I will admit to being lazy about gardening, which in my case means herbs. I try to winter a few over, but even lavender and rosemary generally don’t make it through the cold on my mountaintop. And then, what with one thing and another, I’m never out with my hands in the dirt early enough to grow from seeds.
You know those folks you see out in the garden shops in May, (and June,) furtively buying pot herb plants? And overgrown miserable pot-bound tomatoes. That’s me.
So I’m transplanting my little herbs into larger pots in an apologetic way. I’m saying, “Look. I know your toes are cramped. I’ve been busy. Okay?

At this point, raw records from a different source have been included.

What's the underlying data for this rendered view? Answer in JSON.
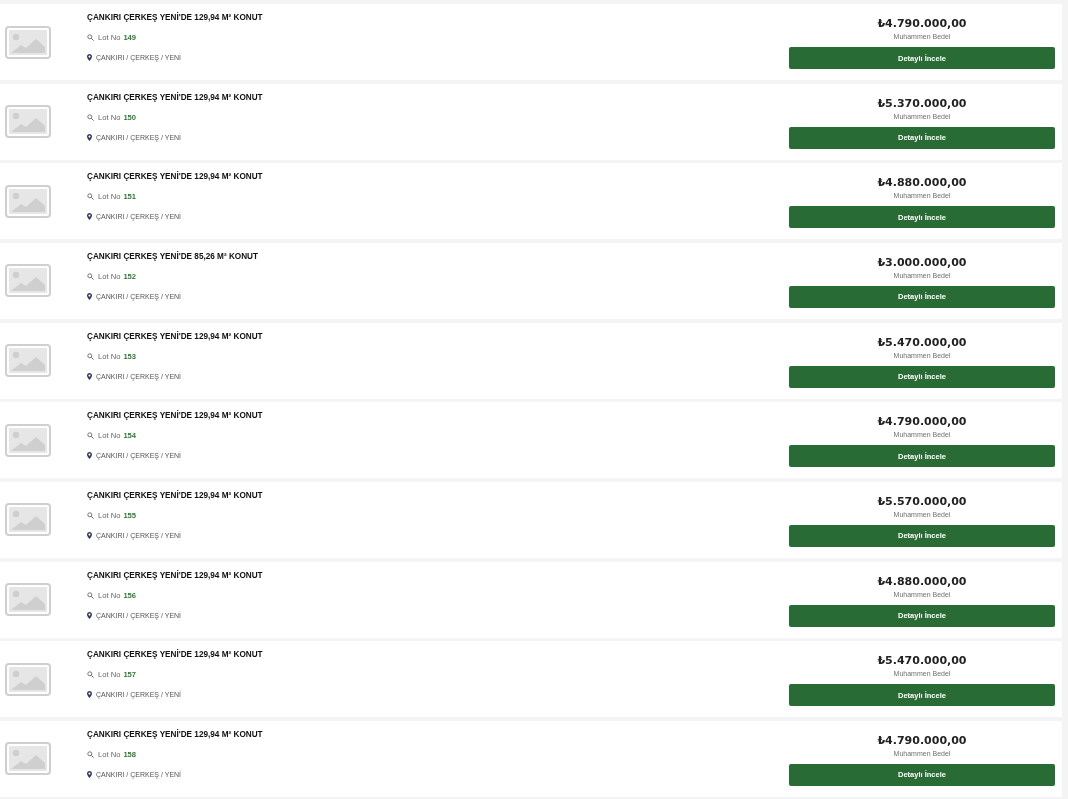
{
  "listings": [
    {
      "title": "ÇANKIRI ÇERKEŞ YENİ'DE 129,94 M² KONUT",
      "lot_label": "Lot No",
      "lot_number": "149",
      "location": "ÇANKIRI / ÇERKEŞ / YENİ",
      "price": "₺4.790.000,00",
      "price_label": "Muhammen Bedel",
      "button": "Detaylı İncele"
    },
    {
      "title": "ÇANKIRI ÇERKEŞ YENİ'DE 129,94 M² KONUT",
      "lot_label": "Lot No",
      "lot_number": "150",
      "location": "ÇANKIRI / ÇERKEŞ / YENİ",
      "price": "₺5.370.000,00",
      "price_label": "Muhammen Bedel",
      "button": "Detaylı İncele"
    },
    {
      "title": "ÇANKIRI ÇERKEŞ YENİ'DE 129,94 M² KONUT",
      "lot_label": "Lot No",
      "lot_number": "151",
      "location": "ÇANKIRI / ÇERKEŞ / YENİ",
      "price": "₺4.880.000,00",
      "price_label": "Muhammen Bedel",
      "button": "Detaylı İncele"
    },
    {
      "title": "ÇANKIRI ÇERKEŞ YENİ'DE 85,26 M² KONUT",
      "lot_label": "Lot No",
      "lot_number": "152",
      "location": "ÇANKIRI / ÇERKEŞ / YENİ",
      "price": "₺3.000.000,00",
      "price_label": "Muhammen Bedel",
      "button": "Detaylı İncele"
    },
    {
      "title": "ÇANKIRI ÇERKEŞ YENİ'DE 129,94 M² KONUT",
      "lot_label": "Lot No",
      "lot_number": "153",
      "location": "ÇANKIRI / ÇERKEŞ / YENİ",
      "price": "₺5.470.000,00",
      "price_label": "Muhammen Bedel",
      "button": "Detaylı İncele"
    },
    {
      "title": "ÇANKIRI ÇERKEŞ YENİ'DE 129,94 M² KONUT",
      "lot_label": "Lot No",
      "lot_number": "154",
      "location": "ÇANKIRI / ÇERKEŞ / YENİ",
      "price": "₺4.790.000,00",
      "price_label": "Muhammen Bedel",
      "button": "Detaylı İncele"
    },
    {
      "title": "ÇANKIRI ÇERKEŞ YENİ'DE 129,94 M² KONUT",
      "lot_label": "Lot No",
      "lot_number": "155",
      "location": "ÇANKIRI / ÇERKEŞ / YENİ",
      "price": "₺5.570.000,00",
      "price_label": "Muhammen Bedel",
      "button": "Detaylı İncele"
    },
    {
      "title": "ÇANKIRI ÇERKEŞ YENİ'DE 129,94 M² KONUT",
      "lot_label": "Lot No",
      "lot_number": "156",
      "location": "ÇANKIRI / ÇERKEŞ / YENİ",
      "price": "₺4.880.000,00",
      "price_label": "Muhammen Bedel",
      "button": "Detaylı İncele"
    },
    {
      "title": "ÇANKIRI ÇERKEŞ YENİ'DE 129,94 M² KONUT",
      "lot_label": "Lot No",
      "lot_number": "157",
      "location": "ÇANKIRI / ÇERKEŞ / YENİ",
      "price": "₺5.470.000,00",
      "price_label": "Muhammen Bedel",
      "button": "Detaylı İncele"
    },
    {
      "title": "ÇANKIRI ÇERKEŞ YENİ'DE 129,94 M² KONUT",
      "lot_label": "Lot No",
      "lot_number": "158",
      "location": "ÇANKIRI / ÇERKEŞ / YENİ",
      "price": "₺4.790.000,00",
      "price_label": "Muhammen Bedel",
      "button": "Detaylı İncele"
    }
  ]
}
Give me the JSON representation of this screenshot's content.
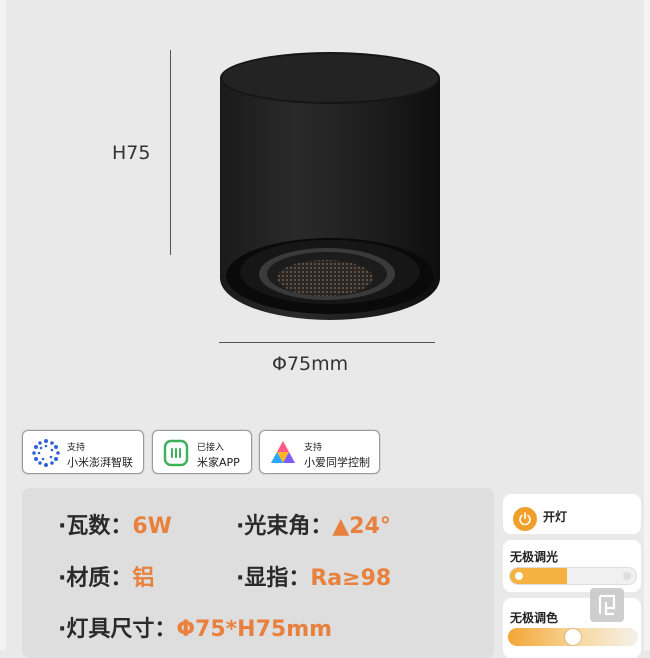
{
  "drawing": {
    "height_label": "H75",
    "width_label": "Φ75mm"
  },
  "badges": [
    {
      "icon": "xiaomi-connect-icon",
      "line1": "支持",
      "line2": "小米澎湃智联"
    },
    {
      "icon": "mijia-icon",
      "line1": "已接入",
      "line2": "米家APP"
    },
    {
      "icon": "xiaoai-icon",
      "line1": "支持",
      "line2": "小爱同学控制"
    }
  ],
  "specs": {
    "power": {
      "key": "·瓦数：",
      "value": "6W"
    },
    "beam": {
      "key": "·光束角：",
      "value": "▲24°"
    },
    "material": {
      "key": "·材质：",
      "value": "铝"
    },
    "cri": {
      "key": "·显指：",
      "value": "Ra≥98"
    },
    "size": {
      "key": "·灯具尺寸：",
      "value": "Φ75*H75mm"
    }
  },
  "controls": {
    "power_label": "开灯",
    "dimming_label": "无极调光",
    "dimming_level": 0.45,
    "color_label": "无极调色",
    "color_level": 0.5
  },
  "colors": {
    "accent": "#e8803e",
    "slider": "#f5b240"
  }
}
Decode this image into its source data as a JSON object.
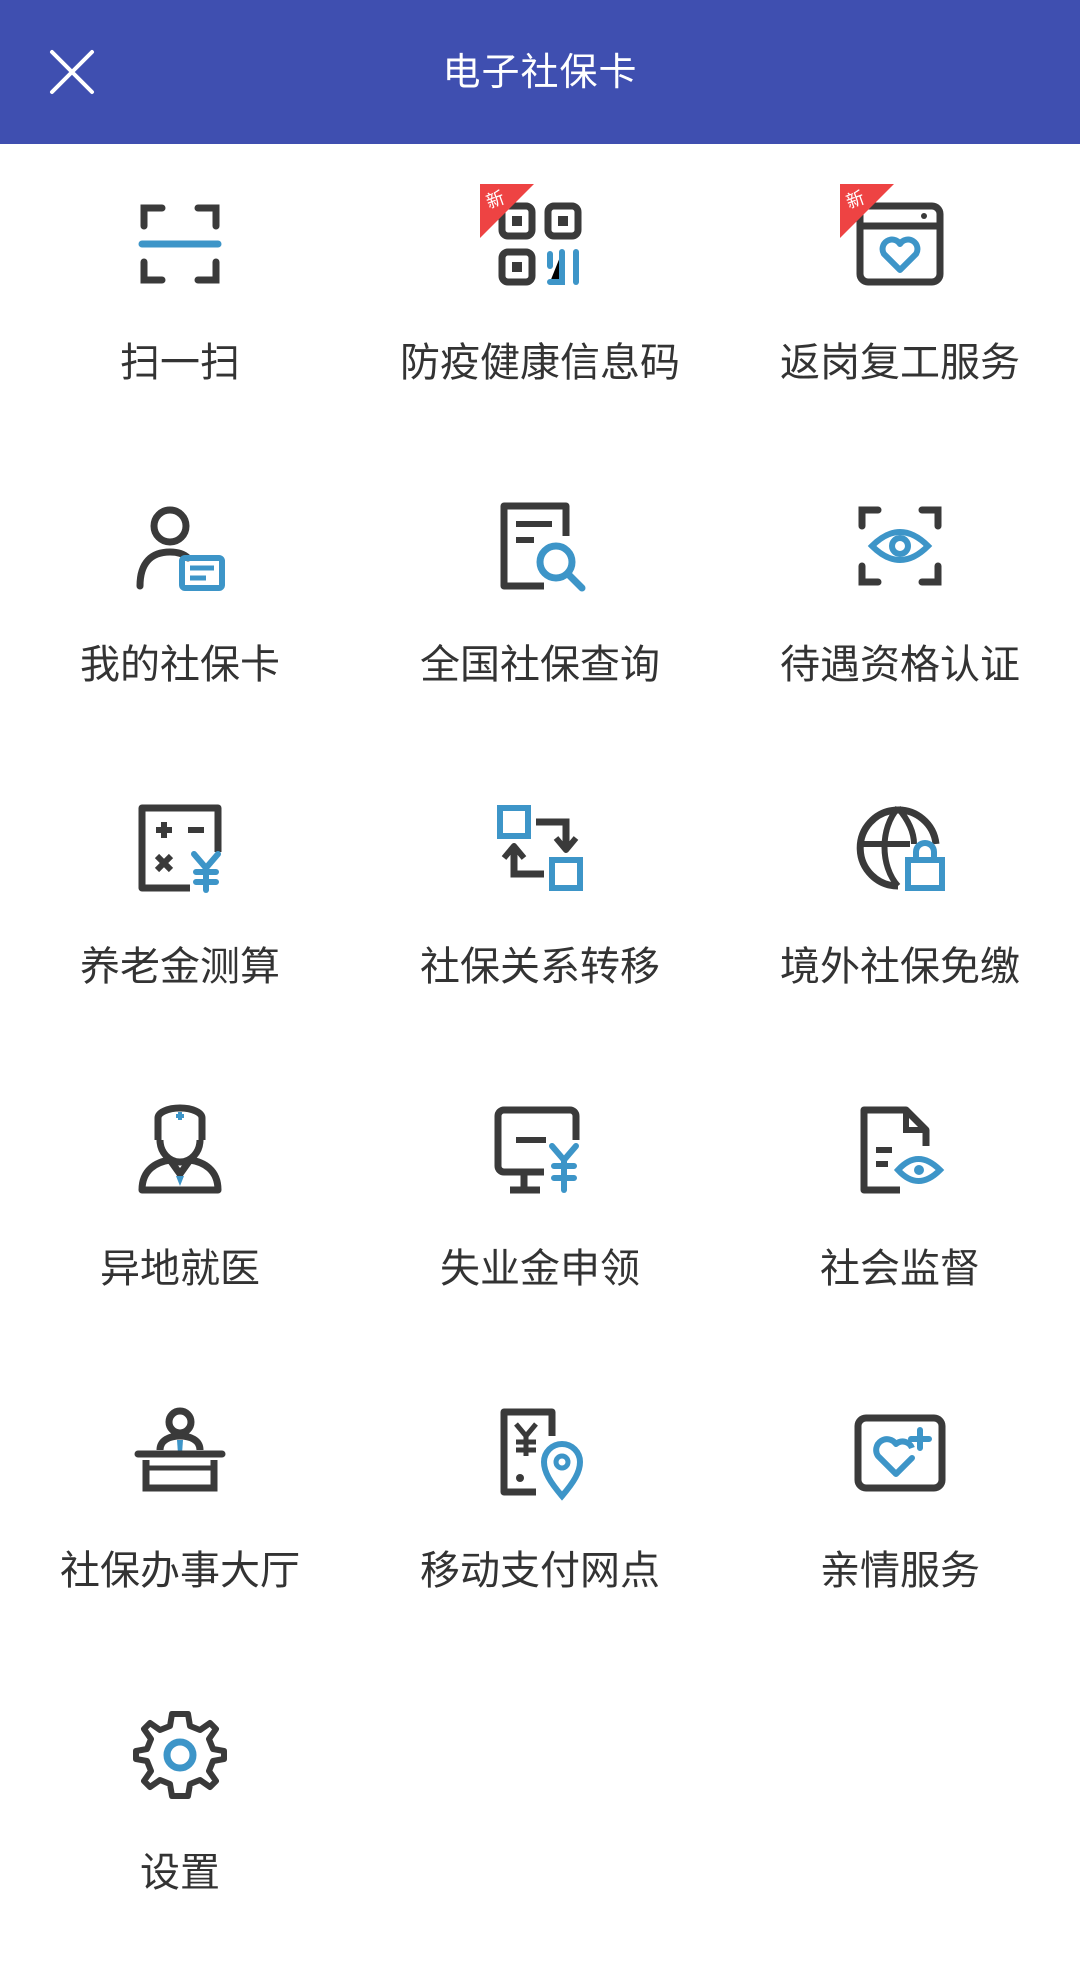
{
  "header": {
    "title": "电子社保卡",
    "close_icon": "close-icon"
  },
  "colors": {
    "header_bg": "#3f4fb0",
    "icon_dark": "#3a3a3a",
    "icon_accent": "#3d95c8",
    "badge": "#ee4343"
  },
  "badge_label": "新",
  "items": [
    {
      "label": "扫一扫",
      "icon": "scan-icon"
    },
    {
      "label": "防疫健康信息码",
      "icon": "qr-code-icon",
      "badge": true
    },
    {
      "label": "返岗复工服务",
      "icon": "calendar-heart-icon",
      "badge": true
    },
    {
      "label": "我的社保卡",
      "icon": "user-card-icon"
    },
    {
      "label": "全国社保查询",
      "icon": "document-search-icon"
    },
    {
      "label": "待遇资格认证",
      "icon": "eye-scan-icon"
    },
    {
      "label": "养老金测算",
      "icon": "calculator-yuan-icon"
    },
    {
      "label": "社保关系转移",
      "icon": "transfer-icon"
    },
    {
      "label": "境外社保免缴",
      "icon": "globe-lock-icon"
    },
    {
      "label": "异地就医",
      "icon": "doctor-icon"
    },
    {
      "label": "失业金申领",
      "icon": "monitor-yuan-icon"
    },
    {
      "label": "社会监督",
      "icon": "document-eye-icon"
    },
    {
      "label": "社保办事大厅",
      "icon": "service-desk-icon"
    },
    {
      "label": "移动支付网点",
      "icon": "payment-location-icon"
    },
    {
      "label": "亲情服务",
      "icon": "heart-card-icon"
    },
    {
      "label": "设置",
      "icon": "gear-icon"
    }
  ]
}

Let’s just start over again, shall we?”
Their names are mint, sage, flat parsley, rosemary, lavender, oregano.
I have a gift pot of herbs, too. just yesterday.
Hello, lavender, lemon verbena, peppermint
I am very happy to see you.
I keep my herbs in pots on the back porch because the ground I live upon is not suited to growing anything but big trees and short grass. Mostly, it grows big ole rocks, being a very old mountain. I satisfy any mad urge I have to grow plants within my tasteful selection of pots.
Garden containers have an ancient and honorable history.
Lookit here, left and right. Pots in the garden. They can be terracotta, plain brown but of interesting shape, like the ones on the left. Bruegel painted those. Click on the pic to get a better look.
Pots can be colorful and lovely in their own right. See the marjoram pot below which is there to delight the eye as much as to hold marjoram.(You can always click on all the pictures in my posts to get a closer look. You don't have to squint.)
Eighteenth and Nineteenth Century paintings are full of pottery holding splendid flowers with the odd pretty girl thrown in for those who are not interested in flowers. This one to the right also has one heck of a hat and what is almost certainly a fan. I stand in awe.
Plants, sometimes sizeable plants, can be put in pots so they can migrate inside and outside with the seasons.
The folks in Regency and Georgian times did this large plant migration with orange trees, which they found wonderfully ornamental and sweet smelling and exotic. Orange trees weren’t kept in pots, but in huge white boxes. I think of this as equivalent to my own garden containers but I fool myself a lot of the time.
Right back through paintings and miniatures of the Middle Ages, we see herbs — very much like the ones I am currently apologizing to — in containers and elevated beds. I have pondered on why this should be so.
I think it might be that many herbs are smallish and they’re picked little by little, just the most delicate leaflets at the end, rather than dug up all at once in a thorough manner like turnips and cabbages.
So folks raise herbs up a little to allow selective plucking.
What herbs are you plucking or planting these days? Are you like me? Do you go out and grab a dozen random leaves to add to a salad?